The last week of school! Or, at least the last week until summer classes, enrichment programs, internships, and other activities begin. To think that schooling ends on a date certain—whether the end of a school year or a graduation—is simple misperception. Well over 150 of our educators will be engaged in workshops, retreats, curriculum development seminars, new sheltered immersion language training, among a host of other professional development opportunities.
This past year has been certainly successful and exciting. The coming school year looks to be equally promising with innovations of instruction throughout the system. The new elementary mathematics series will come on board the first day in September. There will be new scheduling at the middle school along with an exciting upper grades science program. The high school will continue to see the American Studies iPad program along with freshman classes piloting innovative instructional techniques that exploit the resources of the electronic informational world while honing student skills of organization and judgment.
I especially wish to thank Belmont’s educators for their faithful implementation of the new evaluation system, the Belmont Education Association for helping adapt the system for years to come, and the students who have strived diligently and successfully to grow emotionally, socially, and intellectually.

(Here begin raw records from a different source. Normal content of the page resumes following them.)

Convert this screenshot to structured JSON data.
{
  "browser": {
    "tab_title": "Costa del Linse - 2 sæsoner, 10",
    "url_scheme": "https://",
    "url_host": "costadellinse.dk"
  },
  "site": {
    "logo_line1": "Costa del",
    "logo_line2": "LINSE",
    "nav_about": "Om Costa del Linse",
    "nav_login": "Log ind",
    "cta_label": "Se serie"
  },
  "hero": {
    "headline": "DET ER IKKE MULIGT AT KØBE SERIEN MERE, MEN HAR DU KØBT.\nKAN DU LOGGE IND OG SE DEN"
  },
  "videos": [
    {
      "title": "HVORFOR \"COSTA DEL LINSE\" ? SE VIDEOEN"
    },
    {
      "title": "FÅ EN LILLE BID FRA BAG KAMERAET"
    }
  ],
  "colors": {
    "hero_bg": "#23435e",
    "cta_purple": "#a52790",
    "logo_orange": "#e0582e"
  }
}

The Foundation for Belmont Education has just announced a new, major partnership with the Belmont Public Schools to inspire and to implement innovative instruction. The partnership entails a four-year, $450,000 campaign that will enhance not only teaching practices that make use of content available electronically; but, as important, the initiative will support exploration of teaching strategies that promise improved student engagement and improve development of students’ 21st century skills. For example, Belmont educators may work with experienced web-based instructors to investigate and to pilot various and exciting ways of accessing web-based content. Another possibility: Teachers would develop project-based learning that would not necessarily be at all dependent on technology. The partnership is thoroughly consonant with the district’s strategic goal to provide “support for educators to experiment and innovate” to the end that instruction ensures that “students will be well-prepared for college and career” in this the 21st century.
In addition to the professional development necessary for the research and designing of improved instructional models, the partnership will also provide the district means to ensure in time that every student might have the electronic tools which allow access to ever more current and richer content. The technology-based learning tools may be instruments students already have and wish to use. Through funds raised through the FBE, the district will provide students the option of receiving on loan an appropriate iPad should families so wish. The variety of proposed innovation projects involve the full school system—pre-kindergarten through high school

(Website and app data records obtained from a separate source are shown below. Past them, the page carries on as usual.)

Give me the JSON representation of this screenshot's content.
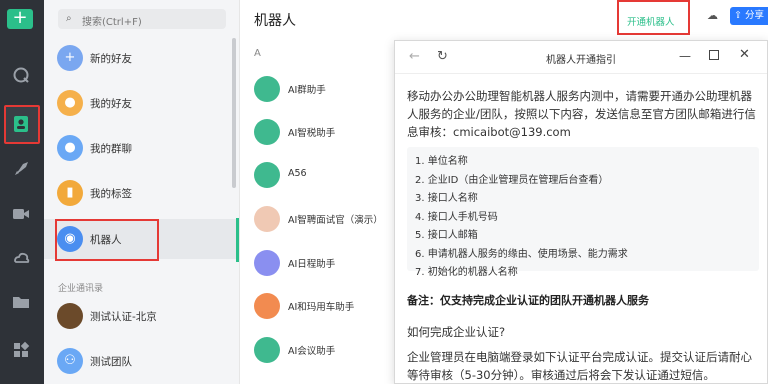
{
  "rail": {
    "add_label": "+",
    "items": [
      {
        "name": "chat-icon"
      },
      {
        "name": "contacts-icon"
      },
      {
        "name": "rocket-icon"
      },
      {
        "name": "video-icon"
      },
      {
        "name": "cloud-icon"
      },
      {
        "name": "folder-icon"
      },
      {
        "name": "apps-icon"
      }
    ]
  },
  "search": {
    "placeholder": "搜索(Ctrl+F)"
  },
  "contacts": {
    "items": [
      {
        "label": "新的好友",
        "color": "#7aa7f0"
      },
      {
        "label": "我的好友",
        "color": "#f5b04b"
      },
      {
        "label": "我的群聊",
        "color": "#6aa8f5"
      },
      {
        "label": "我的标签",
        "color": "#f2a93b"
      },
      {
        "label": "机器人",
        "color": "#4a8ef0"
      }
    ],
    "section_title": "企业通讯录",
    "org_items": [
      {
        "label": "测试认证-北京"
      },
      {
        "label": "测试团队"
      }
    ]
  },
  "main": {
    "title": "机器人",
    "open_robot_button": "开通机器人",
    "share_button": "分享",
    "letter": "A",
    "bots": [
      {
        "label": "AI群助手",
        "color": "#3fb98f"
      },
      {
        "label": "AI智税助手",
        "color": "#3fb98f"
      },
      {
        "label": "A56",
        "color": "#3fb98f"
      },
      {
        "label": "AI智聘面试官（演示）",
        "color": "#f0c9b4"
      },
      {
        "label": "AI日程助手",
        "color": "#8a8ff0"
      },
      {
        "label": "AI和玛用车助手",
        "color": "#f28b50"
      },
      {
        "label": "AI会议助手",
        "color": "#3fb98f"
      }
    ]
  },
  "dialog": {
    "title": "机器人开通指引",
    "intro": "移动办公办公助理智能机器人服务内测中，请需要开通办公助理机器人服务的企业/团队，按照以下内容，发送信息至官方团队邮箱进行信息审核：cmicaibot@139.com",
    "steps": [
      "1. 单位名称",
      "2. 企业ID（由企业管理员在管理后台查看）",
      "3. 接口人名称",
      "4. 接口人手机号码",
      "5. 接口人邮箱",
      "6. 申请机器人服务的缘由、使用场景、能力需求",
      "7. 初始化的机器人名称"
    ],
    "note": "备注：仅支持完成企业认证的团队开通机器人服务",
    "question": "如何完成企业认证?",
    "answer": "企业管理员在电脑端登录如下认证平台完成认证。提交认证后请耐心等待审核（5-30分钟）。审核通过后将会下发认证通过短信。"
  }
}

In accord with the press release issued by the Foundation for Belmont Education, this innovative teaching initiative “expands on the FEB’s successful Technology Tools for Teaching campaign (2008-2011), which was the first step in creating 21st century classrooms through SMART Board installations.” The Foundation will help support the cost of instruments for the 8th and 9th grade initiatives. As part of incremental work with high school students, we will be asking rising 9th graders if they and their parents wish to use department-issued instruments or their own devices. Middle school students engaged with the 8th grade science pilot will use classroom sets of iPads.